Description of the task: This exercise calls for every line of the listing below that contains the word "from".

# # # # # # #

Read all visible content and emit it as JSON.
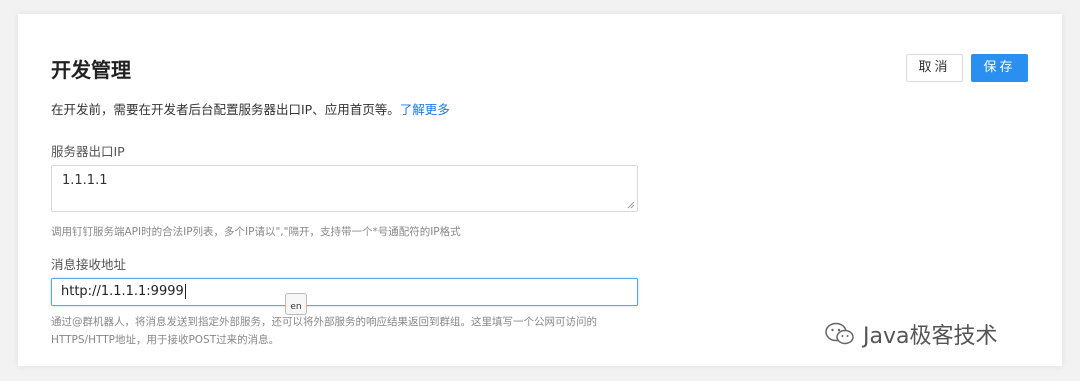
{
  "page": {
    "title": "开发管理",
    "buttons": {
      "cancel": "取消",
      "save": "保存"
    },
    "description": "在开发前，需要在开发者后台配置服务器出口IP、应用首页等。",
    "learn_more": "了解更多"
  },
  "server_ip": {
    "label": "服务器出口IP",
    "value": "1.1.1.1",
    "hint": "调用钉钉服务端API时的合法IP列表，多个IP请以\",\"隔开，支持带一个*号通配符的IP格式"
  },
  "message_url": {
    "label": "消息接收地址",
    "value": "http://1.1.1.1:9999",
    "hint_line1": "通过@群机器人，将消息发送到指定外部服务，还可以将外部服务的响应结果返回到群组。这里填写一个公网可访问的",
    "hint_line2": "HTTPS/HTTP地址，用于接收POST过来的消息。"
  },
  "ime_indicator": "en",
  "watermark": "Java极客技术",
  "colors": {
    "accent": "#2b8ff0",
    "link": "#1a7ae6"
  }
}
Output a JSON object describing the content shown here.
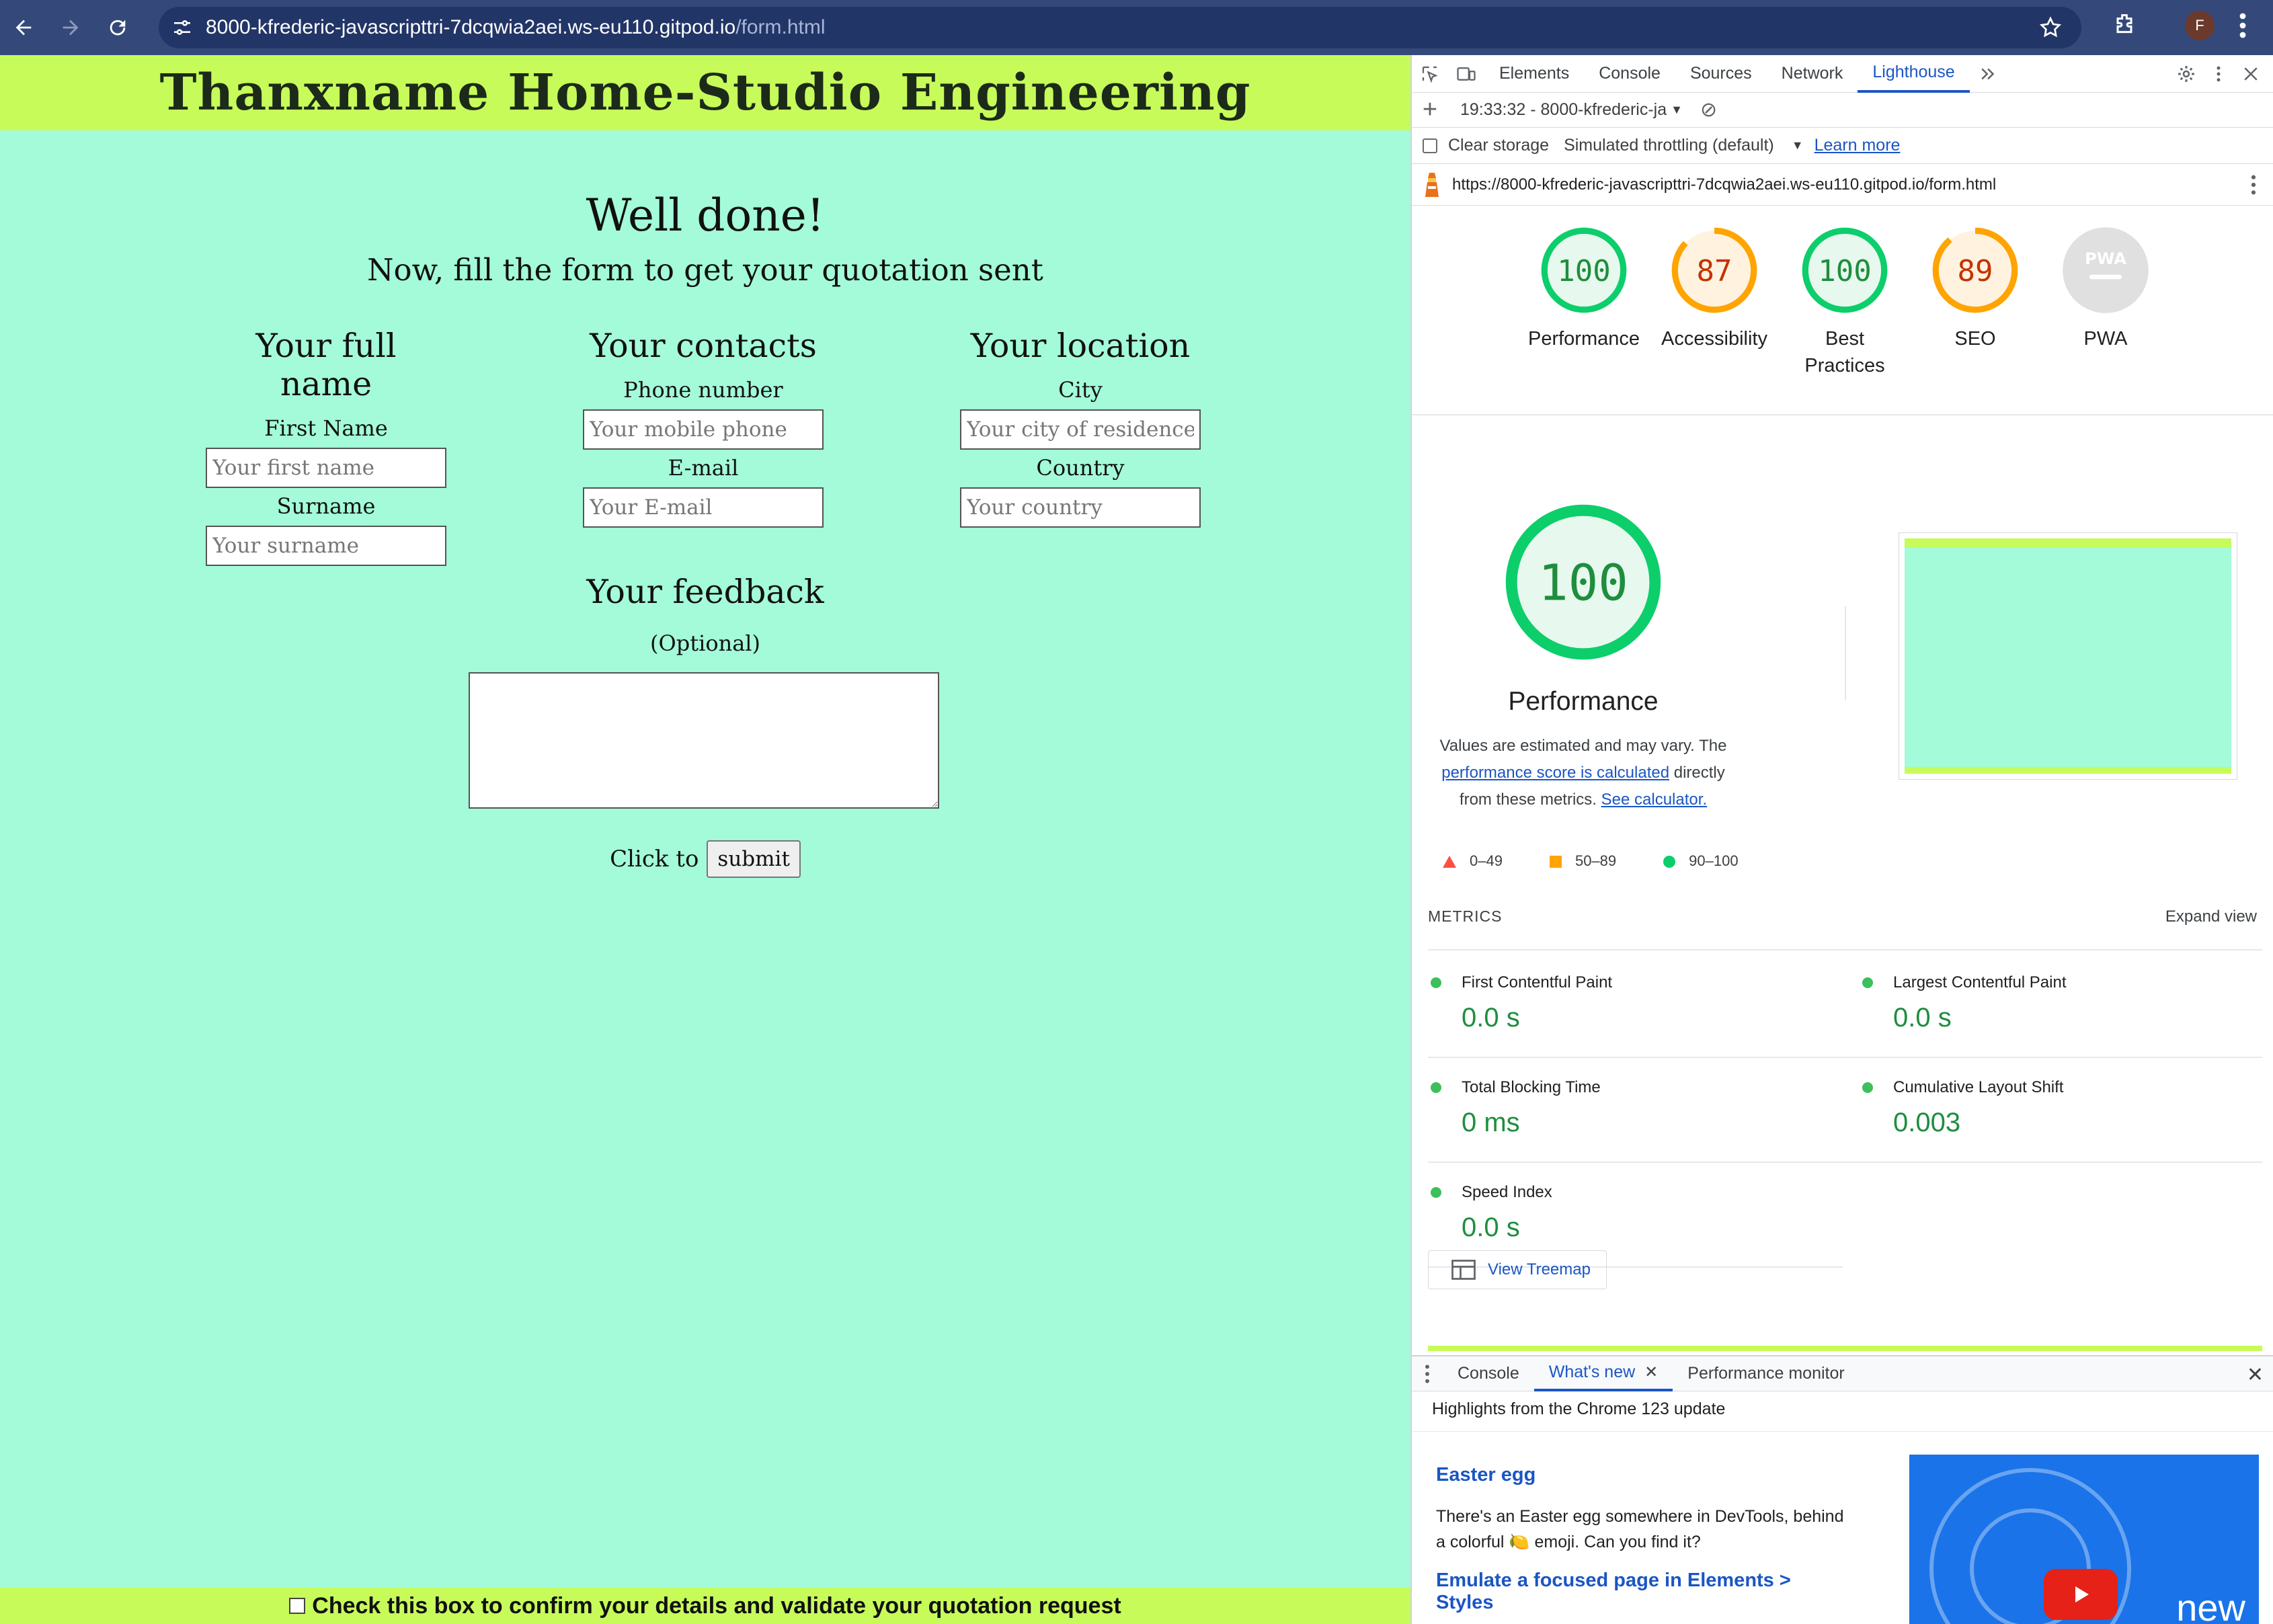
{
  "browser": {
    "url_host": "8000-kfrederic-javascripttri-7dcqwia2aei.ws-eu110.gitpod.io",
    "url_path": "/form.html",
    "profile_initial": "F"
  },
  "page": {
    "banner_title": "Thanxname Home-Studio Engineering",
    "heading": "Well done!",
    "subheading": "Now, fill the form to get your quotation sent",
    "columns": [
      {
        "title": "Your full name",
        "label1": "First Name",
        "placeholder1": "Your first name",
        "label2": "Surname",
        "placeholder2": "Your surname"
      },
      {
        "title": "Your contacts",
        "label1": "Phone number",
        "placeholder1": "Your mobile phone",
        "label2": "E-mail",
        "placeholder2": "Your E-mail"
      },
      {
        "title": "Your location",
        "label1": "City",
        "placeholder1": "Your city of residence",
        "label2": "Country",
        "placeholder2": "Your country"
      }
    ],
    "feedback_title": "Your feedback",
    "feedback_optional": "(Optional)",
    "click_to": "Click to",
    "submit_label": "submit",
    "footer_confirm": "Check this box to confirm your details and validate your quotation request"
  },
  "devtools": {
    "tabs": [
      "Elements",
      "Console",
      "Sources",
      "Network",
      "Lighthouse"
    ],
    "active_tab": "Lighthouse",
    "report_selector": "19:33:32 - 8000-kfrederic-ja",
    "clear_storage": "Clear storage",
    "throttling": "Simulated throttling (default)",
    "learn_more": "Learn more",
    "report_url": "https://8000-kfrederic-javascripttri-7dcqwia2aei.ws-eu110.gitpod.io/form.html",
    "scores": [
      {
        "label": "Performance",
        "value": "100",
        "level": "pass"
      },
      {
        "label": "Accessibility",
        "value": "87",
        "level": "average"
      },
      {
        "label": "Best Practices",
        "value": "100",
        "level": "pass"
      },
      {
        "label": "SEO",
        "value": "89",
        "level": "average"
      },
      {
        "label": "PWA",
        "value": "PWA",
        "level": "na"
      }
    ],
    "score_fractions": [
      1.0,
      0.87,
      1.0,
      0.89,
      0
    ],
    "perf_big_value": "100",
    "perf_title": "Performance",
    "perf_desc_1": "Values are estimated and may vary. The ",
    "perf_link_1": "performance score is calculated",
    "perf_desc_2": " directly from these metrics. ",
    "perf_link_2": "See calculator.",
    "legend": [
      "0–49",
      "50–89",
      "90–100"
    ],
    "metrics_heading": "METRICS",
    "expand_view": "Expand view",
    "metrics": [
      {
        "name": "First Contentful Paint",
        "value": "0.0 s"
      },
      {
        "name": "Largest Contentful Paint",
        "value": "0.0 s"
      },
      {
        "name": "Total Blocking Time",
        "value": "0 ms"
      },
      {
        "name": "Cumulative Layout Shift",
        "value": "0.003"
      },
      {
        "name": "Speed Index",
        "value": "0.0 s"
      }
    ],
    "view_treemap": "View Treemap",
    "drawer_tabs": [
      "Console",
      "What's new",
      "Performance monitor"
    ],
    "drawer_active": "What's new",
    "highlights": "Highlights from the Chrome 123 update",
    "news": [
      {
        "title": "Easter egg",
        "body": "There's an Easter egg somewhere in DevTools, behind a colorful 🍋 emoji. Can you find it?"
      },
      {
        "title": "Emulate a focused page in Elements > Styles",
        "body": ""
      }
    ],
    "video_text": "new"
  },
  "colors": {
    "page_bg": "#a3fbd9",
    "banner_bg": "#c7fb5a",
    "pass": "#0cce6b",
    "average": "#ffa400",
    "fail": "#ff4e42",
    "accent": "#1a56c4"
  }
}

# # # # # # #

Exercise response:
    "perf_desc_2": " directly from these metrics. ",
    "highlights": "Highlights from the Chrome 123 update",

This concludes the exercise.